A multimillion-dollar deal signed between Emirati maritime giant DP World and Tanzania on Sunday looks set to further entrench the dominance of the United Arab Emirates (UAE) in Africa’s freight industry.
Reports of the $250m (£205m) deal first emerged in July, sparking criticism by the opposition that it “violated Tanzania’s constitution and endangers national sovereignty”.
Activists petitioned a court to halt the deal and were briefly detained for planning anti-government protests.
The high court in Tanzania’s south-western town of Mbeya dismissed the petition, paving the way for DP World to manage two-thirds of the Dar es Salaam port for the next 30 years.
Transport Minister Makame Mbarawa – whose office did not respond to earlier requests for comment – said there would be no job losses and that Tanzania would retain 60% of earnings.
DP World says it expects to triple revenue within a decade and speed up the clearance of vessels from the current average of 12 hours to 60 minutes.
Chronic inefficiency, corruption allegations and competition in freight management by neighbouring Kenya are some of the underlying reasons why Tanzania President Samia Suluhu signed off on the agreement.
“People have a right to raise concerns because this is a democracy. And it is the government’s job to act,” she said during the signing in the administrative capital, Dodoma, downplaying public disquiet.
Global power competition
The UAE is the fourth-largest investor in Africa, after China, Europe and the US. In the last decade, it has invested nearly $60bn in infrastructure and energy sectors across the continent.
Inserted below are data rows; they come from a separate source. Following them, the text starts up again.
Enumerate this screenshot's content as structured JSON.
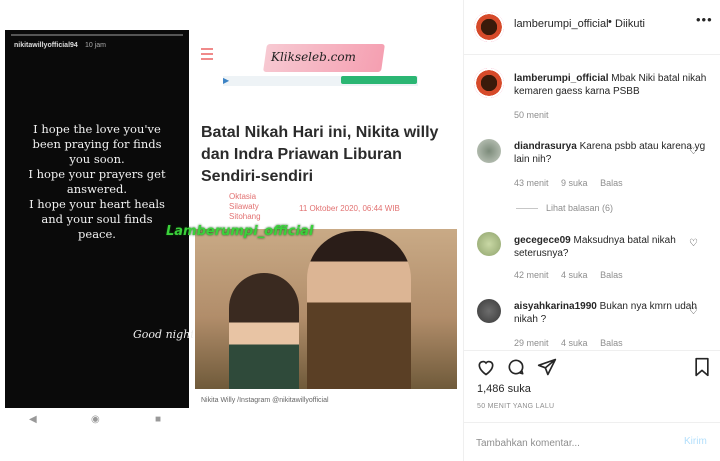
{
  "post": {
    "story": {
      "username": "nikitawillyofficial94",
      "time": "10 jam",
      "lines": [
        "I hope the love you've",
        "been praying for finds",
        "you soon.",
        "I hope your prayers get",
        "answered.",
        "I hope your heart heals",
        "and your soul finds",
        "peace."
      ],
      "closing": "Good night"
    },
    "article": {
      "site_logo": "Klikseleb.com",
      "title": "Batal Nikah Hari ini, Nikita willy dan Indra Priawan Liburan Sendiri-sendiri",
      "author_lines": [
        "Oktasia",
        "Silawaty",
        "Sitohang"
      ],
      "date": "11 Oktober 2020, 06:44 WIB",
      "photo_caption": "Nikita Willy /Instagram @nikitawillyofficial"
    },
    "watermark": "Lamberumpi_official"
  },
  "panel": {
    "username": "lamberumpi_official",
    "separator": "•",
    "follow_status": "Diikuti",
    "more_label": "•••",
    "caption": {
      "username": "lamberumpi_official",
      "text": "Mbak Niki batal nikah kemaren gaess karna PSBB",
      "time": "50 menit"
    },
    "comments": [
      {
        "username": "diandrasurya",
        "text": "Karena psbb atau karena yg lain nih?",
        "time": "43 menit",
        "likes": "9 suka",
        "reply": "Balas",
        "view_replies": "Lihat balasan (6)"
      },
      {
        "username": "gecegece09",
        "text": "Maksudnya batal nikah seterusnya?",
        "time": "42 menit",
        "likes": "4 suka",
        "reply": "Balas"
      },
      {
        "username": "aisyahkarina1990",
        "text": "Bukan nya kmrn udah nikah ?",
        "time": "29 menit",
        "likes": "4 suka",
        "reply": "Balas"
      }
    ],
    "likes": "1,486 suka",
    "posted_ago": "50 MENIT YANG LALU",
    "comment_placeholder": "Tambahkan komentar...",
    "post_label": "Kirim"
  }
}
DP World – established in 1999 and owned by Emirati ruling families – has increased those inroads with port operations in Angola, Djibouti, Egypt, Morocco, Mozambique, Senegal and Somalia.
In 2021, DP World pledged to invest $1bn in Africa over the next several years.
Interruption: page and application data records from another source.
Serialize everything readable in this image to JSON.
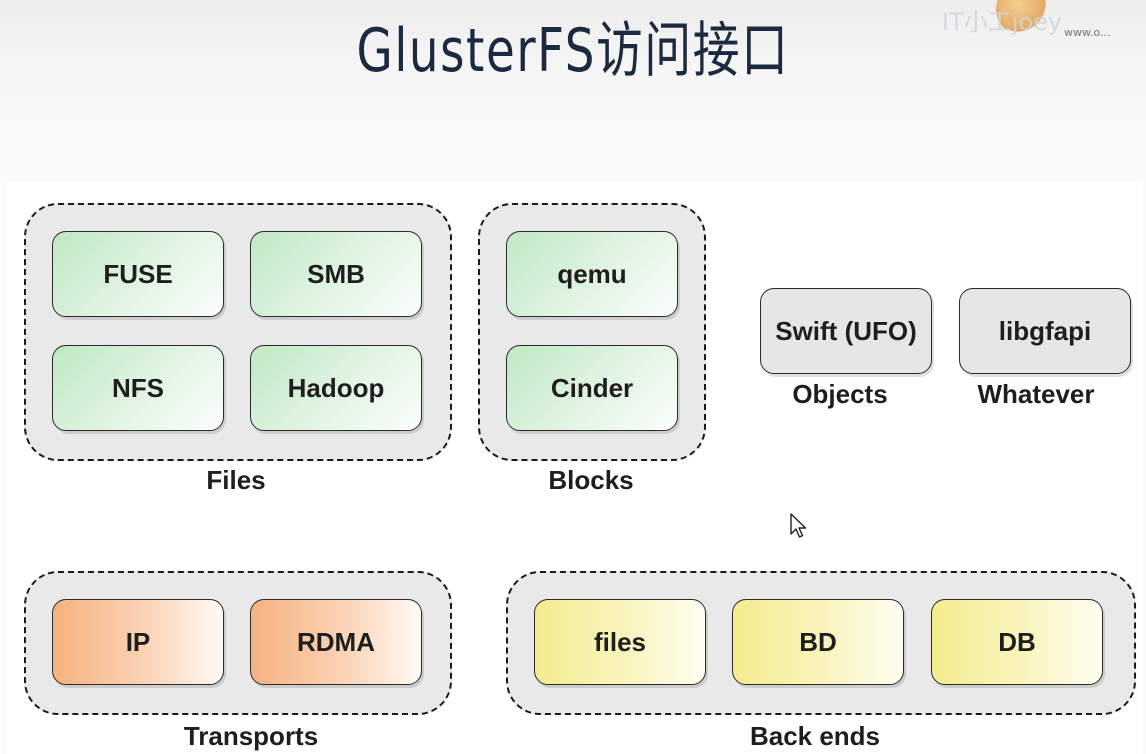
{
  "title": "GlusterFS访问接口",
  "watermark": {
    "text": "IT小工joey",
    "url": "www.o..."
  },
  "groups": {
    "files": {
      "label": "Files",
      "items": [
        "FUSE",
        "SMB",
        "NFS",
        "Hadoop"
      ]
    },
    "blocks": {
      "label": "Blocks",
      "items": [
        "qemu",
        "Cinder"
      ]
    },
    "objects": {
      "label": "Objects",
      "item": "Swift (UFO)"
    },
    "whatever": {
      "label": "Whatever",
      "item": "libgfapi"
    },
    "transports": {
      "label": "Transports",
      "items": [
        "IP",
        "RDMA"
      ]
    },
    "backends": {
      "label": "Back ends",
      "items": [
        "files",
        "BD",
        "DB"
      ]
    }
  },
  "colors": {
    "interface_fill": "#d4efd7",
    "transport_fill": "#f7c39b",
    "backend_fill": "#f6f0a4",
    "group_fill": "#e9e9e9",
    "title_color": "#1b2a3e"
  },
  "icons": {
    "cursor": "mouse-pointer-icon"
  }
}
These investments have at times sparked tensions, tested geopolitical relations and – more crucially – intensified competition for infrastructural development in Africa.
Like China, Turkey and Russia, the UAE is increasingly becoming a political and economic counterweight to the West in Africa.
Abu Dhabi’s diplomatic presence has been boosted by humanitarian support and defence cooperation, particularly in the Horn of Africa.
It brokered a peace deal between Eritrea and Ethiopia in 2018, and delivered thousands of tonnes of food aid to Somalia in 2022 amid warnings of a looming famine.
These relationships have given DP World a near monopoly in the Red Sea region, just north of Tanzania. They have also allowed the UAE to consolidate defence interests in the Gulf of Aden as part of an almost decade-long military offensive in Yemen.
As a result, the UAE – despite its size – has an edge over other Gulf nations as the Horn of Africa is a strategic route for crude oil exports.
DP World’s developments in Somalia’s Bossaso port and Berbera in the self-declared republic of Somaliland amount to almost $1bn. The agreements caused a row with the Somali federal government, which considers Somaliland to be part of its territory and has often had a turbulent relationship with the semi-autonomous Puntland region, which includes Bossaso.
But DP World appears to have shrugged off political pressure to continue operations in both regions.
Its forays in Djibouti – a combination of military real estate and one of the busiest shipping routes in the world – could serve as a cautionary tale.
Djibouti’s attempts to seize the Doraleh Container Terminal, its biggest income generator and employer, from DP World triggered an expensive legal battle.
In 2018, Djibouti handed the terminal over to Hong Kong-based China Merchants Port Holdings to protest against a decision by DP World to give neighbouring Ethiopia and Somaliland access to imports.
But the maritime firm, which has a 50-year concession over the port from 2006, argued that the changeover violated its “exclusive access” to the region. The Hong Kong appeals court ordered Djibouti to pay DP World more than $600 million in damages, reasserting its tight grip.
The lengthy lease in Dar es Salaam is not unusual.
The Emirati firm’s deals across the continent on the Atlantic coast have been characterised by similarly long-term agreements.
In 2007, DP World edged out French interests in Senegal to win a $1.13bn contract to develop the Ndayane port near the capital Dakar, which it will control for 25 years.
The firm is set to earn more than $400m over a period of 20 years from a multi-purpose terminal concession agreement with Angola.
Between these developments is DR Congo’s $1.2bn deep-sea port in Banana that will be completed by 2025.
Tanzania’s troubled waters
Part of the contention over DP World’s presence in Tanzania is the perception that its operations are undermining local rights and management.
DP World Group boss Sultan Ahmed Bin Sulayem said while in Dodoma that the Dar es Salaam port will become a “world-class facility”.
President Suluhu’s predecessor, John Magufuli, had long shunned foreign investment and treated international partners with suspicion.
But since taking over in 2021, Mrs Suluhu has sought various partnerships with the UAE as a means to “address challenges and grab opportunities as quickly as possible”.
DP World remains an anchor for the UAE to extend its geopolitical ambitions across Africa.